● **EXERCISE GOAL**
Go line by line through the entries below and copy those containing the string "Model".

[Records contained in a dataset]
_ _ _ _ _ _ _

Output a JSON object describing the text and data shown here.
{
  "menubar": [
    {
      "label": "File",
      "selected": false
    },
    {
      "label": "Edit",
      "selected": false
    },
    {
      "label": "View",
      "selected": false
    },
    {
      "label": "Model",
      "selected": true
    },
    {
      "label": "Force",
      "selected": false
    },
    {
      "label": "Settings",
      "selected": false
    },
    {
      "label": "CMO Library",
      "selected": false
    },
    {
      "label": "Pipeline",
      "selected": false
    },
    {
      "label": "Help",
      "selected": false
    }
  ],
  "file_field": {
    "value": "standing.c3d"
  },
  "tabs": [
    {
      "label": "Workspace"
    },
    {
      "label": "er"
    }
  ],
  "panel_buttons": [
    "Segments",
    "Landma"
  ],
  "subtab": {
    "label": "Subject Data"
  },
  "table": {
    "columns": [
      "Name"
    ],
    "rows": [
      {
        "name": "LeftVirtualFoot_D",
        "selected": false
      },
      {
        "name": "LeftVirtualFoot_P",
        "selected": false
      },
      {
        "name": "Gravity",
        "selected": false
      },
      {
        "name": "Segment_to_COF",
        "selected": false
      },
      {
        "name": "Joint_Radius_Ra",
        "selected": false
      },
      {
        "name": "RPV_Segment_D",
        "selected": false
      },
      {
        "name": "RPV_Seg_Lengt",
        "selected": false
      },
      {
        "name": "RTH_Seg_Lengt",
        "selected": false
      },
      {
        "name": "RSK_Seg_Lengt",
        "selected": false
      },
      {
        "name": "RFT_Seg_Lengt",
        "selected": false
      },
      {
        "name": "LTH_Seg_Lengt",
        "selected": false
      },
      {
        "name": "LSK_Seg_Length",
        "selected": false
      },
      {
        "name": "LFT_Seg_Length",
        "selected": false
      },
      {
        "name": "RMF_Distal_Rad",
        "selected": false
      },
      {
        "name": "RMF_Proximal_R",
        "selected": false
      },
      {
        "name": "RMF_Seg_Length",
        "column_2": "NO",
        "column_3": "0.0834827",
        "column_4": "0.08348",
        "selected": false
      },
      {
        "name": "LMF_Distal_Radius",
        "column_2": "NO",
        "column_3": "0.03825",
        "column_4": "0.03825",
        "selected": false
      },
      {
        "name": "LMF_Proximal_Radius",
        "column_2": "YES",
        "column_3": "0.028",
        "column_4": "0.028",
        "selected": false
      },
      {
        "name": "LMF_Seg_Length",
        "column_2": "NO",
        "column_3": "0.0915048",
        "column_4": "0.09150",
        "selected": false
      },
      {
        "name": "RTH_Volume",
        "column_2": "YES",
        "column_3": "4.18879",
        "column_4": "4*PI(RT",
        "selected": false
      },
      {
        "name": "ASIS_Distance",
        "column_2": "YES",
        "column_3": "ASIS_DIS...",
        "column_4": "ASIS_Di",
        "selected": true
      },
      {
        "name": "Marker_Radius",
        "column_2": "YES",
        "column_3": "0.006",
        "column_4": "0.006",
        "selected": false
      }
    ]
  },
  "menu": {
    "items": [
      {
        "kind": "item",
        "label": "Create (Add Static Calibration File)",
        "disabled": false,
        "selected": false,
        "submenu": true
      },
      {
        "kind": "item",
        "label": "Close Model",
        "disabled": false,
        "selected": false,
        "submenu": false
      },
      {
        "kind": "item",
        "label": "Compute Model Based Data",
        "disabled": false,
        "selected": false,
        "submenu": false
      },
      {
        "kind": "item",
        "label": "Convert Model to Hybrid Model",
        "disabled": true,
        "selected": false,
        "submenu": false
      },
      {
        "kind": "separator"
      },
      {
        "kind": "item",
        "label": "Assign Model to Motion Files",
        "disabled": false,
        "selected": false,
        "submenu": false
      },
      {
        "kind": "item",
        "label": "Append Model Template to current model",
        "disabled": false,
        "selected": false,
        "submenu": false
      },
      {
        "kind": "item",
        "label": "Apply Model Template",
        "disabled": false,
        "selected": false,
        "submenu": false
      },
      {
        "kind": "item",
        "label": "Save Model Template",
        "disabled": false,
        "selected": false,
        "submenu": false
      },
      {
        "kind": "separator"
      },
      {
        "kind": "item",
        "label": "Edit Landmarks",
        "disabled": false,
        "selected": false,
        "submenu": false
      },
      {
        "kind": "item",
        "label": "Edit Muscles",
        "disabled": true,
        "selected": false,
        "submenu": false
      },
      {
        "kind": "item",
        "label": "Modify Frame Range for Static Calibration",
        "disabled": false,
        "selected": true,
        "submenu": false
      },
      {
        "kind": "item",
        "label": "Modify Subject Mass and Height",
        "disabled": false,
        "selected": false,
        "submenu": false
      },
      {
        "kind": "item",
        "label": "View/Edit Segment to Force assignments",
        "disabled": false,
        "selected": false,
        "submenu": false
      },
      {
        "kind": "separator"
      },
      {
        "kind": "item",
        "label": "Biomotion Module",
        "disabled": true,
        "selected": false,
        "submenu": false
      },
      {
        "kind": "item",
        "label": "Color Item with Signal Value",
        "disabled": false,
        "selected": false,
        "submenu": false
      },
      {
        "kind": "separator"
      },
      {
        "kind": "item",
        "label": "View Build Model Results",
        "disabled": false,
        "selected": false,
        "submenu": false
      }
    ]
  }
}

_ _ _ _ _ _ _

● **RESULT**
      "label": "Model",
        "label": "Close Model",
        "label": "Compute Model Based Data",
        "label": "Convert Model to Hybrid Model",
        "label": "Assign Model to Motion Files",
        "label": "Append Model Template to current model",
        "label": "Apply Model Template",
        "label": "Save Model Template",
        "label": "View Build Model Results",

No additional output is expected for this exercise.